Jackson Family Wines is among California
winemakers employing both high-tech and old-school
techniques to adapt to hotter, drier conditions.
Harvested grapes. Jackson Family Wines is one of the largest family-owned winemakers in the country. Jason Henry for The New York Times
On a misty autumn morning in Sonoma County, Calif., Katie Jackson headed into the vineyards to assess the harvest. It was late in the season, and an army of field workers was rushing to pick the grapes before the first rains, however faint, began falling.
But on this day, Ms. Jackson, the vice president for sustainability and external affairs at Jackson Family Wines, was not just minding the usual haul of cabernet, chardonnay and merlot grapes. She also checked on the sophisticated network of systems she had put in place to help crops adapt to a changing climate.

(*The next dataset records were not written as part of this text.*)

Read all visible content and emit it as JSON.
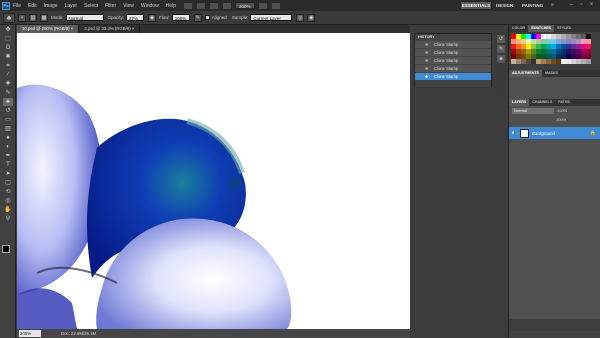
{
  "app": {
    "logo": "Ps"
  },
  "menubar": {
    "items": [
      "File",
      "Edit",
      "Image",
      "Layer",
      "Select",
      "Filter",
      "View",
      "Window",
      "Help"
    ],
    "zoom": "200%",
    "workspaces": [
      "ESSENTIALS",
      "DESIGN",
      "PAINTING"
    ],
    "more": "»"
  },
  "options": {
    "mode_label": "Mode:",
    "mode_value": "Normal",
    "opacity_label": "Opacity:",
    "opacity_value": "27%",
    "flow_label": "Flow:",
    "flow_value": "100%",
    "aligned_label": "Aligned",
    "sample_label": "Sample:",
    "sample_value": "Current Layer"
  },
  "tabs": [
    {
      "label": "10.psd @ 200% (RGB/8) ×",
      "active": true
    },
    {
      "label": "3.psd @ 33.3% (RGB/8) ×",
      "active": false
    }
  ],
  "history": {
    "title": "HISTORY",
    "items": [
      "Clone Stamp",
      "Clone Stamp",
      "Clone Stamp",
      "Clone Stamp",
      "Clone Stamp"
    ],
    "active_index": 4
  },
  "color_panel": {
    "tabs": [
      "COLOR",
      "SWATCHES",
      "STYLES"
    ],
    "active_tab": "SWATCHES",
    "swatches": [
      "#ff0000",
      "#ffff00",
      "#00ff00",
      "#00ffff",
      "#0000ff",
      "#ff00ff",
      "#ffffff",
      "#ebebeb",
      "#d6d6d6",
      "#c2c2c2",
      "#adadad",
      "#999999",
      "#858585",
      "#707070",
      "#5c5c5c",
      "#000000",
      "#f7977a",
      "#f9ad81",
      "#fdc68a",
      "#fff79a",
      "#c4df9b",
      "#a2d39c",
      "#82ca9d",
      "#7bcdc8",
      "#6ecff6",
      "#7ea7d8",
      "#8493ca",
      "#8882be",
      "#a187be",
      "#bc8dbf",
      "#f49ac2",
      "#f6989d",
      "#ed1c24",
      "#f26522",
      "#f7941d",
      "#fff200",
      "#8dc73f",
      "#39b54a",
      "#00a651",
      "#00a99d",
      "#00aeef",
      "#0072bc",
      "#0054a6",
      "#2e3192",
      "#662d91",
      "#92278f",
      "#ec008c",
      "#ed145b",
      "#9e0b0f",
      "#a0410d",
      "#a36209",
      "#aba000",
      "#598527",
      "#1a7b30",
      "#007236",
      "#00746b",
      "#0076a3",
      "#004b80",
      "#003471",
      "#1b1464",
      "#440e62",
      "#630460",
      "#9e005d",
      "#9e0039",
      "#790000",
      "#7b2e00",
      "#7d4900",
      "#827b00",
      "#406618",
      "#005e20",
      "#005826",
      "#005952",
      "#005b7f",
      "#003663",
      "#002157",
      "#0d004c",
      "#32004b",
      "#4b0049",
      "#7b0046",
      "#7a0026",
      "#c7b299",
      "#998675",
      "#736357",
      "#534741",
      "#37302d",
      "#c69c6d",
      "#a67c52",
      "#8c6239",
      "#754c24",
      "#603913",
      "#ffffff",
      "#ebebeb",
      "#d6d6d6",
      "#c2c2c2",
      "#adadad",
      "#999999"
    ]
  },
  "layers_panel": {
    "tabs": [
      "LAYERS",
      "CHANNELS",
      "PATHS"
    ],
    "adjust_tabs": [
      "ADJUSTMENTS",
      "MASKS"
    ],
    "blend_mode": "Normal",
    "opacity": "100%",
    "fill": "100%",
    "layer_name": "Background"
  },
  "status": {
    "zoom": "200%",
    "doc": "Doc: 22.8M/26.1M"
  },
  "colors": {
    "selection": "#3f8bd5",
    "canvas": "#ffffff",
    "chrome": "#3c3c3c"
  }
}
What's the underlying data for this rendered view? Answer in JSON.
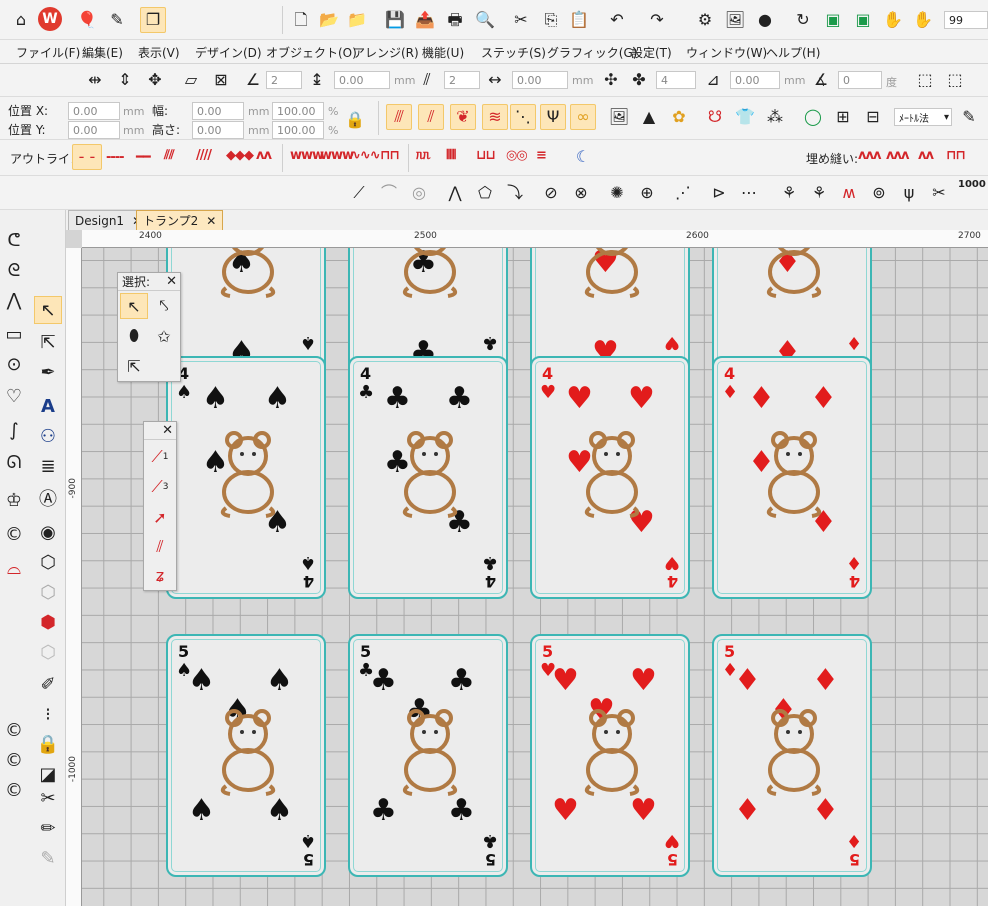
{
  "toolbar_top": {
    "zoom_value": "99"
  },
  "menu": [
    "ファイル(F)",
    "編集(E)",
    "表示(V)",
    "デザイン(D)",
    "オブジェクト(O)",
    "アレンジ(R)",
    "機能(U)",
    "ステッチ(S)",
    "グラフィック(G)",
    "設定(T)",
    "ウィンドウ(W)",
    "ヘルプ(H)"
  ],
  "props": {
    "pos_x_label": "位置 X:",
    "pos_y_label": "位置 Y:",
    "width_label": "幅:",
    "height_label": "高さ:",
    "x_value": "0.00",
    "y_value": "0.00",
    "w_value": "0.00",
    "h_value": "0.00",
    "unit_mm": "mm",
    "scale_w": "100.00",
    "scale_h": "100.00",
    "percent": "%",
    "units_select": "ﾒｰﾄﾙ法"
  },
  "row3": {
    "v1": "2",
    "v2": "0.00",
    "v3": "2",
    "v4": "0.00",
    "v5": "4",
    "v6": "0.00",
    "v7": "0",
    "mm": "mm",
    "deg": "度"
  },
  "outline_label": "アウトライン:",
  "fill_label": "埋め縫い:",
  "row6_number": "1000",
  "tabs": [
    {
      "label": "Design1"
    },
    {
      "label": "トランプ2"
    }
  ],
  "ruler": {
    "h": [
      "2400",
      "2500",
      "2600",
      "2700"
    ],
    "v": [
      "-900",
      "-1000"
    ]
  },
  "palette_select": {
    "title": "選択:"
  },
  "palette_lines": {
    "num1": "1",
    "num3": "3"
  },
  "cards": [
    {
      "rank": "3",
      "suit": "♠",
      "color": "black"
    },
    {
      "rank": "3",
      "suit": "♣",
      "color": "black"
    },
    {
      "rank": "3",
      "suit": "♥",
      "color": "red"
    },
    {
      "rank": "3",
      "suit": "♦",
      "color": "red"
    },
    {
      "rank": "4",
      "suit": "♠",
      "color": "black"
    },
    {
      "rank": "4",
      "suit": "♣",
      "color": "black"
    },
    {
      "rank": "4",
      "suit": "♥",
      "color": "red"
    },
    {
      "rank": "4",
      "suit": "♦",
      "color": "red"
    },
    {
      "rank": "5",
      "suit": "♠",
      "color": "black"
    },
    {
      "rank": "5",
      "suit": "♣",
      "color": "black"
    },
    {
      "rank": "5",
      "suit": "♥",
      "color": "red"
    },
    {
      "rank": "5",
      "suit": "♦",
      "color": "red"
    }
  ],
  "colors": {
    "card_border": "#3cb6b4",
    "accent": "#fde6b8",
    "red": "#e21c1c",
    "brown": "#b07a44"
  }
}
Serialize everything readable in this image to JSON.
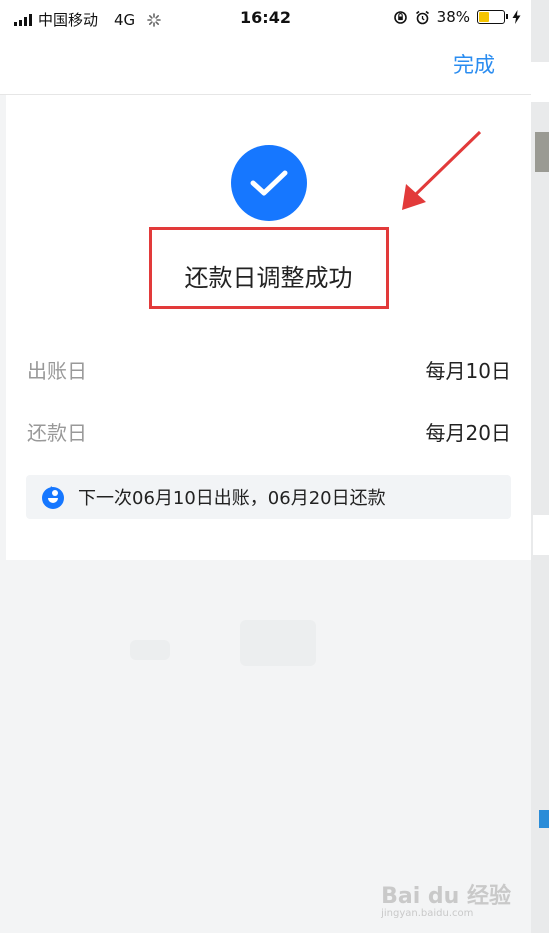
{
  "status_bar": {
    "carrier": "中国移动",
    "network": "4G",
    "time": "16:42",
    "battery_percent": "38%",
    "battery_level": 0.38,
    "battery_color": "#f5c400"
  },
  "nav": {
    "done_label": "完成"
  },
  "result": {
    "icon": "check-icon",
    "title": "还款日调整成功",
    "accent": "#1677ff"
  },
  "info_rows": [
    {
      "label": "出账日",
      "value": "每月10日"
    },
    {
      "label": "还款日",
      "value": "每月20日"
    }
  ],
  "notice": {
    "icon": "info-bird-icon",
    "text": "下一次06月10日出账，06月20日还款"
  },
  "annotation": {
    "box_color": "#e23a3a"
  },
  "watermark": {
    "brand": "Bai du 经验",
    "url": "jingyan.baidu.com"
  }
}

We are constantly playing catch up with the terminology, let alone the science, of environmental efficiency in all its forms and considerations. Anthropocene delivers the daily goods, in the form of a summary of an environmentally-oriented scientific study, that we constantly find useful:
We had been wondering this too, we admit:
An NPR listener (with what may be the best Twitter handle ever — Booky McReaderpants) inquired whether a home can be powered by bicycle-powered generator.
It’s an interesting issue about energy and the modern world. And the short answer comes from just running the numbers.
A typical house in the U.S. uses about 1,000 kilowatt-hours of energy in a month. So — to Booky McReaderpants’ question — could you generate that much power all by yourself on stationary bike?
Not even close. Continue reading
Electric cars using the bus lane (left) during morning rush hour in Oslo, Norway. Photograph: Pierre-Henry Deshayes/AFP/Getty Images
Like the little victories in wilderness conservation, which may be too little to late or maybe a bright spot on a bleak horizon, the small moves in the right direction on other environmental fronts seem promising, and therefore worthy of note. We salute Mayor Khan for his efforts to get Londoners to do their part, according to this story below. It reminds me of Richard Thaler‘s explanation of the power of nudging things along in the right direction, and wishing these nudge stories were more commonplace in the eight years since we started hearing about them:
Researchers are experimenting with using used coffee grounds to filter pollutants out of water. Credit RJ Sangosti/The Denver Post via Getty Images
Coffee lovers that we are, it’s amazing that we almost missed this piece of news…
Each year, coffee manufacturers, restaurants, cafes and home brewers worldwide produce about six billion tons of coffee waste… If not rotting in a dump or fertilizing a garden, the grounds end up in animal feed and biofuels.
But researchers in Italy have found a new home for the stinky old coffee bits — by infusing them into a porous foam that removes heavy metals from polluted water, according to a study published this month in ACS Sustainable Chemistry and Engineering.
“We use a lot of coffee here in Italy,” said Despina Fragouli, the author of the study and a materials scientist at the Istituto Italiano di Tecnologia. She and her team develop new compounds from agricultural waste — like turning cacao husks into a material for preserving and packaging food.
Naturally, they wondered “What about coffee?” Continue reading
A Canadian man, Robert Bezeau, who lives in Bocas del Toro, Panama, woke up from a dream one night that transformed the future of a village – and our perception of plastic bottles. Bezeau dreamed of a village where everything was made of bottles and instead of leaving the idea dormant in his mind, he decided to act on his vision and turn it into a reality.
One hundred and fifty million tones of plastic waste are estimated to be floating in our oceans, and at the current pace it is predicted that by 2050 there will be more plastic than fish in the sea. Assuaging this brutal prediction, Bezeau’s company, Plastic Bottle Village, builds houses, roads, and more from plastic bottles that are collected from the surrounding communities. Continue reading